▶ Records for the task:
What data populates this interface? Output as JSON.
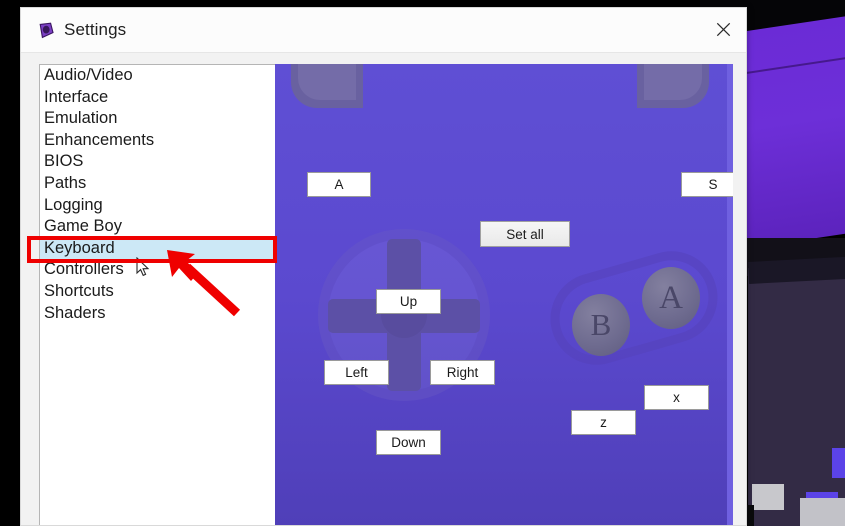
{
  "window": {
    "title": "Settings",
    "icon": "app-diamond-icon",
    "close_label": "✕",
    "accent_color": "#5f4fd4"
  },
  "sidebar": {
    "items": [
      {
        "label": "Audio/Video",
        "selected": false
      },
      {
        "label": "Interface",
        "selected": false
      },
      {
        "label": "Emulation",
        "selected": false
      },
      {
        "label": "Enhancements",
        "selected": false
      },
      {
        "label": "BIOS",
        "selected": false
      },
      {
        "label": "Paths",
        "selected": false
      },
      {
        "label": "Logging",
        "selected": false
      },
      {
        "label": "Game Boy",
        "selected": false
      },
      {
        "label": "Keyboard",
        "selected": true
      },
      {
        "label": "Controllers",
        "selected": false
      },
      {
        "label": "Shortcuts",
        "selected": false
      },
      {
        "label": "Shaders",
        "selected": false
      }
    ]
  },
  "gamepad": {
    "set_all_label": "Set all",
    "face_buttons": [
      {
        "name": "B",
        "glyph": "B"
      },
      {
        "name": "A",
        "glyph": "A"
      }
    ],
    "bindings": {
      "shoulder_left": "A",
      "shoulder_right": "S",
      "dpad_up": "Up",
      "dpad_left": "Left",
      "dpad_right": "Right",
      "dpad_down": "Down",
      "button_b": "z",
      "button_a": "x"
    }
  },
  "annotations": {
    "highlight_color": "#ef0000",
    "highlight_target": "Keyboard",
    "arrow_color": "#ef0000"
  }
}
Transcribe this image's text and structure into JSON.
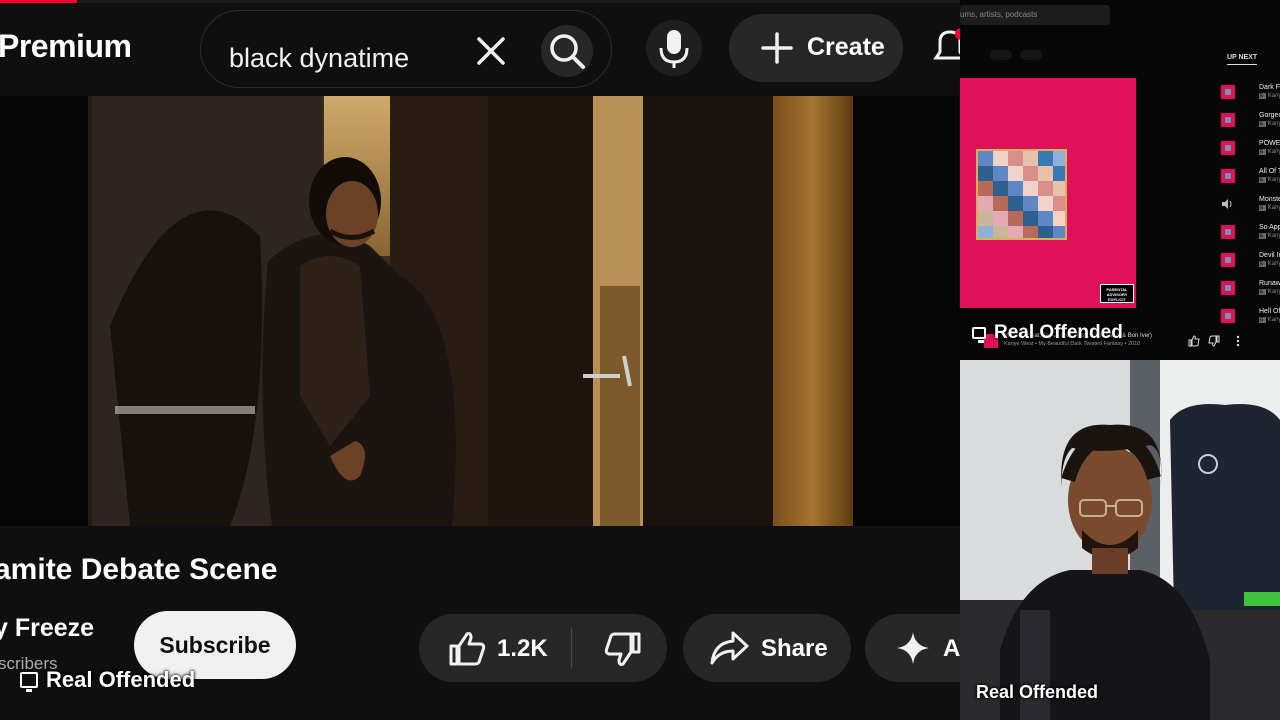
{
  "youtube": {
    "logo_text": "Premium",
    "search": {
      "query": "black dynatime"
    },
    "create_label": "Create",
    "video_title": "amite Debate Scene",
    "channel_name": "y Freeze",
    "subscribers_text": "scribers",
    "subscribe_label": "Subscribe",
    "like_count": "1.2K",
    "share_label": "Share",
    "ask_label": "A",
    "progress_fraction": 0.08,
    "accent_color": "#ff0033"
  },
  "music": {
    "search_placeholder": "ums, artists, podcasts",
    "up_next_label": "UP NEXT",
    "album_color": "#e0105a",
    "queue": [
      {
        "title": "Dark Fantas",
        "artist": "Kanye W",
        "playing": false
      },
      {
        "title": "Gorgeous (f",
        "artist": "Kanye W",
        "playing": false
      },
      {
        "title": "POWER",
        "artist": "Kanye W",
        "playing": false
      },
      {
        "title": "All Of The L",
        "artist": "Kanye W",
        "playing": false
      },
      {
        "title": "Monster (fe",
        "artist": "Kanye W",
        "playing": true
      },
      {
        "title": "So Appalled",
        "artist": "Kanye W",
        "playing": false
      },
      {
        "title": "Devil In A N",
        "artist": "Kanye W",
        "playing": false
      },
      {
        "title": "Runaway (fe",
        "artist": "Kanye W",
        "playing": false
      },
      {
        "title": "Hell Of A Lif",
        "artist": "Kanye W",
        "playing": false
      }
    ],
    "now_playing": {
      "title": "Monster (feat. Jay-Z, Rick Ross, Nicki Minaj & Bon Iver)",
      "subtitle": "Kanye West • My Beautiful Dark Twisted Fantasy • 2010"
    }
  },
  "overlays": {
    "music_source_label": "Real Offended",
    "youtube_source_label": "Real Offended",
    "cam_label": "Real Offended"
  }
}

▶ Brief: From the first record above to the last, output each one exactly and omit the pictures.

▶ Solution:
What data populates this interface? Output as JSON.
{
  "window": {
    "title": "Settings",
    "icon": "app-diamond-icon",
    "close_label": "✕",
    "accent_color": "#5f4fd4"
  },
  "sidebar": {
    "items": [
      {
        "label": "Audio/Video",
        "selected": false
      },
      {
        "label": "Interface",
        "selected": false
      },
      {
        "label": "Emulation",
        "selected": false
      },
      {
        "label": "Enhancements",
        "selected": false
      },
      {
        "label": "BIOS",
        "selected": false
      },
      {
        "label": "Paths",
        "selected": false
      },
      {
        "label": "Logging",
        "selected": false
      },
      {
        "label": "Game Boy",
        "selected": false
      },
      {
        "label": "Keyboard",
        "selected": true
      },
      {
        "label": "Controllers",
        "selected": false
      },
      {
        "label": "Shortcuts",
        "selected": false
      },
      {
        "label": "Shaders",
        "selected": false
      }
    ]
  },
  "gamepad": {
    "set_all_label": "Set all",
    "face_buttons": [
      {
        "name": "B",
        "glyph": "B"
      },
      {
        "name": "A",
        "glyph": "A"
      }
    ],
    "bindings": {
      "shoulder_left": "A",
      "shoulder_right": "S",
      "dpad_up": "Up",
      "dpad_left": "Left",
      "dpad_right": "Right",
      "dpad_down": "Down",
      "button_b": "z",
      "button_a": "x"
    }
  },
  "annotations": {
    "highlight_color": "#ef0000",
    "highlight_target": "Keyboard",
    "arrow_color": "#ef0000"
  }
}
Transcribe this image's text and structure into JSON.
{
  "youtube": {
    "logo_text": "Premium",
    "search": {
      "query": "black dynatime"
    },
    "create_label": "Create",
    "video_title": "amite Debate Scene",
    "channel_name": "y Freeze",
    "subscribers_text": "scribers",
    "subscribe_label": "Subscribe",
    "like_count": "1.2K",
    "share_label": "Share",
    "ask_label": "A",
    "progress_fraction": 0.08,
    "accent_color": "#ff0033"
  },
  "music": {
    "search_placeholder": "ums, artists, podcasts",
    "up_next_label": "UP NEXT",
    "album_color": "#e0105a",
    "queue": [
      {
        "title": "Dark Fantas",
        "artist": "Kanye W",
        "playing": false
      },
      {
        "title": "Gorgeous (f",
        "artist": "Kanye W",
        "playing": false
      },
      {
        "title": "POWER",
        "artist": "Kanye W",
        "playing": false
      },
      {
        "title": "All Of The L",
        "artist": "Kanye W",
        "playing": false
      },
      {
        "title": "Monster (fe",
        "artist": "Kanye W",
        "playing": true
      },
      {
        "title": "So Appalled",
        "artist": "Kanye W",
        "playing": false
      },
      {
        "title": "Devil In A N",
        "artist": "Kanye W",
        "playing": false
      },
      {
        "title": "Runaway (fe",
        "artist": "Kanye W",
        "playing": false
      },
      {
        "title": "Hell Of A Lif",
        "artist": "Kanye W",
        "playing": false
      }
    ],
    "now_playing": {
      "title": "Monster (feat. Jay-Z, Rick Ross, Nicki Minaj & Bon Iver)",
      "subtitle": "Kanye West • My Beautiful Dark Twisted Fantasy • 2010"
    }
  },
  "overlays": {
    "music_source_label": "Real Offended",
    "youtube_source_label": "Real Offended",
    "cam_label": "Real Offended"
  }
}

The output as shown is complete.